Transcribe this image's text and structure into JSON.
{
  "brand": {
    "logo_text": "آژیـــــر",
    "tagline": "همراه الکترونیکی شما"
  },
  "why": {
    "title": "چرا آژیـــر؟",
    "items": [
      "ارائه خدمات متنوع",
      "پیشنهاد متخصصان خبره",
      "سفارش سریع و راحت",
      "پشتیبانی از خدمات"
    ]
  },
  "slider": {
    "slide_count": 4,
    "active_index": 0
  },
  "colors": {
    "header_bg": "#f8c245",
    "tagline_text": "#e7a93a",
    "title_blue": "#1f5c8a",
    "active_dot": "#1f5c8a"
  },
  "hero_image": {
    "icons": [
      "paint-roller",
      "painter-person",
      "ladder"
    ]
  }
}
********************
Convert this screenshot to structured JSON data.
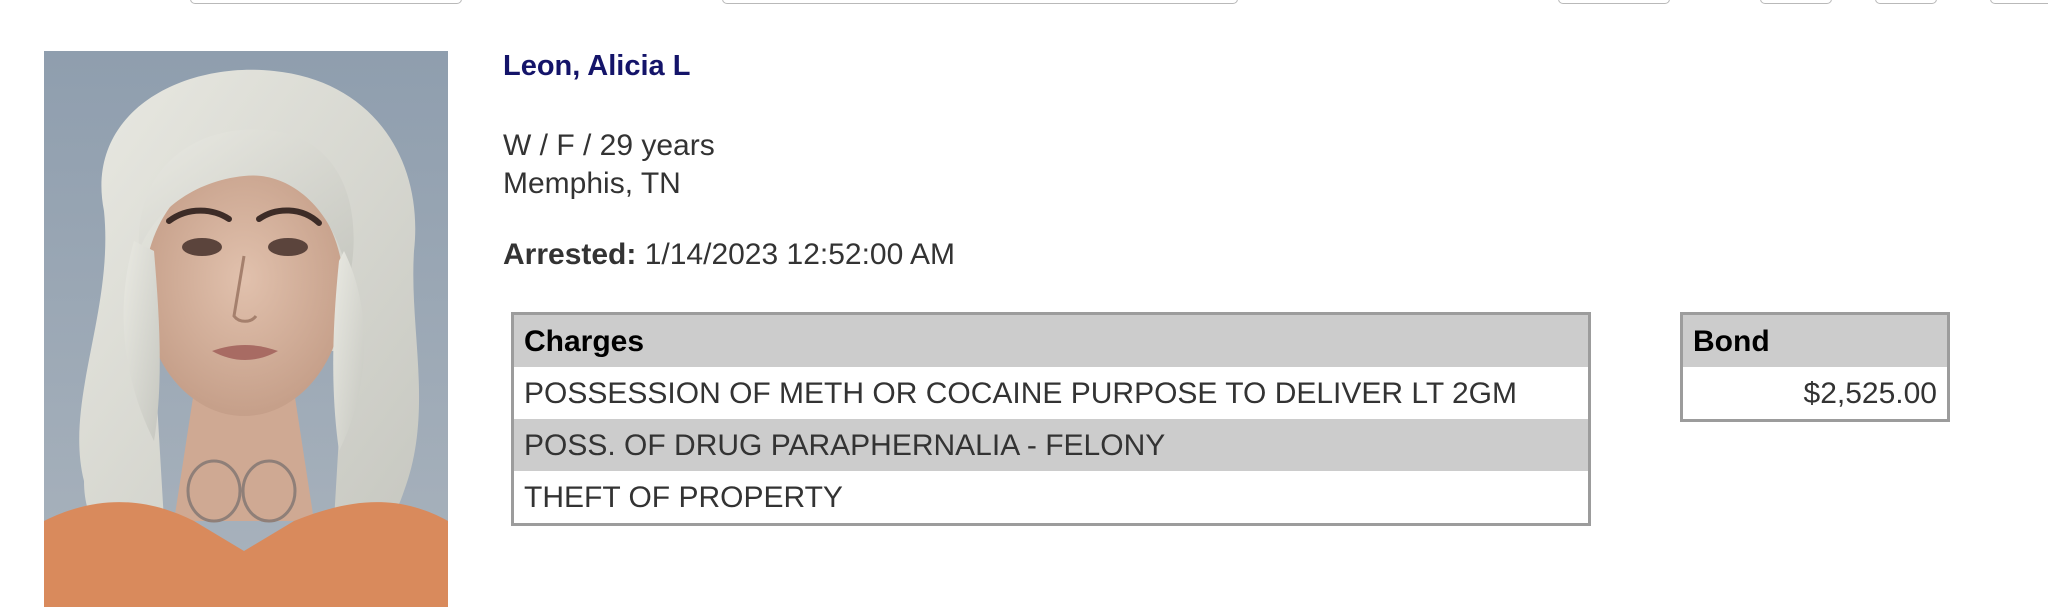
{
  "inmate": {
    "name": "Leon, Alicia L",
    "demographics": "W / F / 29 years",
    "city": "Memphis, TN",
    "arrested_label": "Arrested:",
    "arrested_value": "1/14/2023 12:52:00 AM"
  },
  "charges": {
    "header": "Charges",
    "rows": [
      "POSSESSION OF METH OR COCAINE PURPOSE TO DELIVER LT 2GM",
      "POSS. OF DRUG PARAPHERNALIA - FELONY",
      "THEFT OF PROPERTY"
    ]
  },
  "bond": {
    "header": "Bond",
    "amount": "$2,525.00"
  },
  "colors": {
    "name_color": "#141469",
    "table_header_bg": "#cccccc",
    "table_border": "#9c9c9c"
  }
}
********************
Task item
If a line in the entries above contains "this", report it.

Your response
Transcribe this image's text and structure into JSON.
Convert this screenshot to structured JSON data.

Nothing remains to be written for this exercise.